Bitcoin has created a whole new asset class and an entire segment of the economy. At the same time, many people still doubt its value proposition.
So what are the real-world implications of Bitcoin, and how is it changing things for everyday people and large investors?
Let me break this down for you.
Medium of exchange
If we take Satoshi’s whitepaper at face value, Bitcoin was created as a peer-to-peer electronic cash system. And even though it is not the fastest or the cheapest network, it still lives up to its original expectations.
According to a recent study by Deutsche Bank, Bitcoin is currently the third-largest currency in circulation after dollars and euros.
Additionally, Bitcoin fares well in comparison to Visa and Mastercard. If we look at the on-chain transaction volume of Bitcoin, it’s between 10 to 20 billion dollars a day. That results in 3 to 6 trillion dollars on an annualized basis. Compared to credit card companies, with the 10 to 16 trillion volume, Bitcoin is closing the gap with almost 30% market share.
Store of value
It’s hard to deny that people are storing their wealth in Bitcoin. And that’s where the digital gold narrative comes in. In finance, something has value if there is a finite supply. In the case of Bitcoin, there is a set cap of 21 million Bitcoin. You can’t make any more of it.
On top of that, Bitcoin has been growing 200% every year for the last decade. That is why it’s not surprising that the whole host of retail and institutional investors keep adding it to their portfolios.
Investors have also realized that it is the best protection against rising inflation. If you look at the US dollar, the government is essentially doing everything it can to debase that value. If you examine the economic reality, it’s the dollar that is hyperinflating relative to Bitcoin.
It’s also apparent that Bitcoin has begun to replace traditional stores of value like is gold and bonds. As Michael Saylor explained, there’s a $250 trillion ocean of assets. They are looking for the ideal store of value right now.”
While an increasing number of people see Bitcoin as a long-term investment, others still see it as a short-term trading vehicle. Simply put, people are buying it for speculative purposes with the expectation to sell it later for a profit.
Bitcoin’s daily volatility is virtually unheard of in traditional securities and equities markets and even makes foreign exchange traders blush.
At the same time, such volatility could be dangerous and even deadly for the unprepared. But for someone who knows how to ride the waves of volatility, the bigger the wave, the better.
So what’s the dominant use case right now?

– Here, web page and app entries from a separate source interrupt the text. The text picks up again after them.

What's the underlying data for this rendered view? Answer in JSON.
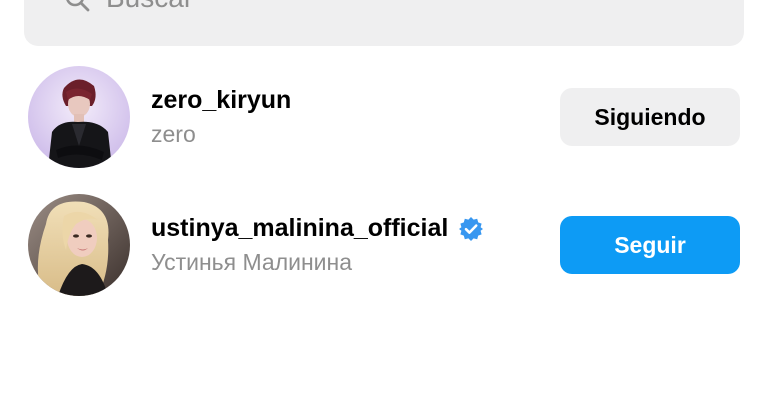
{
  "search": {
    "placeholder": "Buscar",
    "value": "",
    "icon": "search-icon"
  },
  "results": [
    {
      "username": "zero_kiryun",
      "full_name": "zero",
      "verified": false,
      "button_label": "Siguiendo",
      "button_state": "following",
      "button_color": "#efeff0"
    },
    {
      "username": "ustinya_malinina_official",
      "full_name": "Устинья Малинина",
      "verified": true,
      "button_label": "Seguir",
      "button_state": "follow",
      "button_color": "#0d9bf5"
    }
  ],
  "colors": {
    "verified_badge": "#3897f0",
    "follow_button": "#0d9bf5",
    "secondary_text": "#8e8e8e",
    "search_background": "#efeff0"
  }
}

All use cases serve different things for different people. But when you look at the data, 60% of all Bitcoin hasn’t moved in the last 12 months.
That tells me that the majority is using it as the store of value over everything else today. About a hundred large institutions have already bought Bitcoin for their treasury, and there is no reason for that trend to end. Capital naturally moves from weak assets to strong assets.
Now, what happens in the future nobody knows. But what is certain is that the past doesn’t equal the future, especially for Bitcoin.